Wow! Alex Soria is back in a big way. The complaint with his former band, the Nils, was they didn't record enough. Those who heard the Nils' EPs raved about a Canadian answer to the Replacements' Paul Westerberg, but laziness and too much pot (and much nastier drugs, sadly) stalled the group and caused Alex to split from his even more indolent, addicted bandmate brother, Carlos. That sputtering loss is now our profound gain. Chino seem set to redo the Nils as a functioning, living, breathing, productive group, with (get this) four even better musicians backing a more sober Soria, and the six-song Mala Leche is smashing evidence that the should-have-been-a-star has lost nothing of his immense songwriting/vocal talents. Like the 'Mats, Soria straddles all the great rock & roll genres, with plenty of punk and post-punk appetite, but also plenty of fiery garage and, most of all, Mod stomp (The Nils used to cover the 1967 Who and the 1968 Small Faces covering Tim Hardin). Being an unknown outside of underground legend status in French Canada, it makes sense for Soria to stick to his old style, and Chino sounds thrilling from first play. Damn if "Worlds Apart" doesn't bring back the effortless, timeless melodies of "Daylight" and "Scratches and Needles," all guitar-power pop drama and scorched-earth hooks meeting a combustive band. Ditto "Nine Yards," with a pre-chorus most of us would sacrifice our pinkie to have written. Yow! And "Uno Mas" and "Misbehavin'" go for the jugular, within jagged, aggressive three-guitar riffing, Mike Willis' bass, and Pat Conan's walloping drums.

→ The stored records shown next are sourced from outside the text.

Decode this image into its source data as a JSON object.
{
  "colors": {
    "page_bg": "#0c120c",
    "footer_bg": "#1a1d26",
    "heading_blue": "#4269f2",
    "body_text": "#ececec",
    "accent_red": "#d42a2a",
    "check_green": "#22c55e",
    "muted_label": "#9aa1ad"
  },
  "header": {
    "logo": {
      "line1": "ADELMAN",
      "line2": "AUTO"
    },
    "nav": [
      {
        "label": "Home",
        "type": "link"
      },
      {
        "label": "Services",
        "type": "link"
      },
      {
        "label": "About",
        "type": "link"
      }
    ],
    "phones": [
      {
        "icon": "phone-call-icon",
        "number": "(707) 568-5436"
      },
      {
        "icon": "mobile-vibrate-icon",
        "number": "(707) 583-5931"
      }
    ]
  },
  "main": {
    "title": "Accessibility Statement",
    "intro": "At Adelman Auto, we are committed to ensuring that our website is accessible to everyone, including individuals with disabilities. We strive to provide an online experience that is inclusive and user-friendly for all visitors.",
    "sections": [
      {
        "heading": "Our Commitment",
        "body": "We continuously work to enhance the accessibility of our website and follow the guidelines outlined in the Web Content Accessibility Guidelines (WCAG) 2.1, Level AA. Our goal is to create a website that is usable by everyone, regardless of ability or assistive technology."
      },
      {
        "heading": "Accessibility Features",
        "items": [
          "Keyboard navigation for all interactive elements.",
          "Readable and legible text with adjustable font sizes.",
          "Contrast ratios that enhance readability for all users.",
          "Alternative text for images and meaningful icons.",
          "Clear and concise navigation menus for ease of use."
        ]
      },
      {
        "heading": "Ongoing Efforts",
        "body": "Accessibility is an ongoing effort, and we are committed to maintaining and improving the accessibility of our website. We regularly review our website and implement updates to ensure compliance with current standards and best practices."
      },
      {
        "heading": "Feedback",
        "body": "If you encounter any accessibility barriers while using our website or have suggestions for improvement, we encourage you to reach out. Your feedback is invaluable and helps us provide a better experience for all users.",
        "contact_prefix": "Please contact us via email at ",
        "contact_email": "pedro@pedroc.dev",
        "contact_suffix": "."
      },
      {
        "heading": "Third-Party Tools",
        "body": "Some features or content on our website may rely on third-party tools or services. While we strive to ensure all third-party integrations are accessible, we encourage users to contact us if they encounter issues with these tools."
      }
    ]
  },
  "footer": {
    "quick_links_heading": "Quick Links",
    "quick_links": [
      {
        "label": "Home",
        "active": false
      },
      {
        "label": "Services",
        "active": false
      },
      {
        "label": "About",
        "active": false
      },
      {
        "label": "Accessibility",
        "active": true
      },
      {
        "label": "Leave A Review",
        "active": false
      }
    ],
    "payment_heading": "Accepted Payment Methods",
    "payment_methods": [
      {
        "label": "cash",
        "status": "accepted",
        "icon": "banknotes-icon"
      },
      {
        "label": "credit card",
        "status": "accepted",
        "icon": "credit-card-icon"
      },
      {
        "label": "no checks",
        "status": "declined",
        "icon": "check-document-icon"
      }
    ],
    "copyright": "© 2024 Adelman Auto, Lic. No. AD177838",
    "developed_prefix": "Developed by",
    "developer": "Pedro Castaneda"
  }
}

Chino is a blast, the welcome reemergence of one of the finest '80s rock & roll talents with a band his equal. (P.O. Box 115, Stn. R., Montreal, QC, H2S 3K6, Canada)